And one day, one day so far in the future it seemed almost unimaginable, his father would return. The nose would be bleeding as he would be dragged home in the middle of the night, dragged by plain clothes city officials. He would be returning from some cell where he would have revived from the “suicidal” wounds to his back and head; those wounds forever gone. Eventually the Marxist slogans his father used to hurl at the silent walls, and the leaflets heralding the rising proletariat—those would vanish. Last to leave would be the angry hunger in his father's tense eyes.
His mother's tired, cynical eyes would grow bright and smile. He would once again hear her scream and giggle as his father chased her around their cramped apartment while he, seated in the middle of the room, applauded in innocent glee. His father would take to juggling apples while his mother, lost in her tasks, would hum in that sweet way she used to when she thought no one was listening.

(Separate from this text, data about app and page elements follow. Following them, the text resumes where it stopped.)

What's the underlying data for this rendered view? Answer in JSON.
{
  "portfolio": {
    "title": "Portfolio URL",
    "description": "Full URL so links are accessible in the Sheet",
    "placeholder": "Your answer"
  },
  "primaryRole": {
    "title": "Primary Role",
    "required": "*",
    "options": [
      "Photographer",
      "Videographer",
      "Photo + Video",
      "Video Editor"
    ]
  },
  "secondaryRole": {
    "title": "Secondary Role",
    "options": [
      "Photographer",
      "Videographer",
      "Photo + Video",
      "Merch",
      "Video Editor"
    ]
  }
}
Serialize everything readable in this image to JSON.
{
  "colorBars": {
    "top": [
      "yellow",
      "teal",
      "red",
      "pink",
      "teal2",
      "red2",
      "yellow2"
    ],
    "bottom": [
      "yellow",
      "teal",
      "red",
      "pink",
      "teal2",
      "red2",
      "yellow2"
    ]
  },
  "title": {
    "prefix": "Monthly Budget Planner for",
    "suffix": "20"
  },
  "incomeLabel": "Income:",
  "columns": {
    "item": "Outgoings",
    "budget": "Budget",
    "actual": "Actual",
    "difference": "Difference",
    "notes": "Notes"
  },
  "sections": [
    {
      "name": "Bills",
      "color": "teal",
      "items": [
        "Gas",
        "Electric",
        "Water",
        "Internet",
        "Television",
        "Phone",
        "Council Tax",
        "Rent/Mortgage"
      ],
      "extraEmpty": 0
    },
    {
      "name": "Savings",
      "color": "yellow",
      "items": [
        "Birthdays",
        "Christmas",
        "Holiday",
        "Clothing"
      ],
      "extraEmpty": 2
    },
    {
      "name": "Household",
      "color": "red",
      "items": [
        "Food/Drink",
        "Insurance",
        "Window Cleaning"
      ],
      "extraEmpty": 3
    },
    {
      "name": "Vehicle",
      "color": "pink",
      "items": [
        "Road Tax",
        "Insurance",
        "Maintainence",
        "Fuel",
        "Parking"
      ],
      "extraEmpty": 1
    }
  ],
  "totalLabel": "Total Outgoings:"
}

As to death, what of it? Death was no longer to be feared. Nothing died. And why fear birth? Why fear birth when it trailed such a blissful childhood; when a hugging, nose-rubbing, cheerful mom and a tender, toe-tickling dad were always near to serve your simple, innocent needs—even down to those last moments when you crawl inside your mom's belly and are rocked gently into oblivion.
As Rainey sat on the back patio watching Sarah in the garden, their garden, he watched the autumn leaves trickle upward and attach themselves to the trees. He watched airplanes fly backward and imagined how they would one day become raw metals buried in the earth. He stared into the pale blue sky possessed of a peacefulness that must have always been there. He watched Sarah move serenely from flower to shrub to apple tree and back to flower, much like a queen paying homage to each of her many subjects.
A cat, crouched low in the grass, watched the acrobatics of a low-hanging squirrel; the squirrel no doubt aware its antics were being closely scrutinized. The first time Rainey had encountered this moment—during his journey towards death—he had read it wrong. He had thought the cat desired a kill. Now he understood. It was a game. The squirrel teased, the cat chased, the squirrel got away. The cat tried harder next time. It was a game cat and squirrel devised to amuse themselves. To think Rainey had had to see things backward to finally see them correctly.
Rainey removed the hat shading his vision and looked towards the sun. In a few hours it would set in the east. Like a silent bomb it would explode in crimsons and purples, a golden yellow reflecting off the cloud's underbelly. One day, Rainey thought, a skinny sad-eyed man would climb down from his cross and carry it away to be made into a tree. After talking backwards for three years, the wise bearded fool would disappear into the wilderness, and rightly so. Rainey smiled at the thought. Removing a wineglass from his lips, he leaned back and smiled into the warm reassuring sunglow. Overhead a flock of geese had formed a V, no doubt returning from some long journey in search of a warmer climate.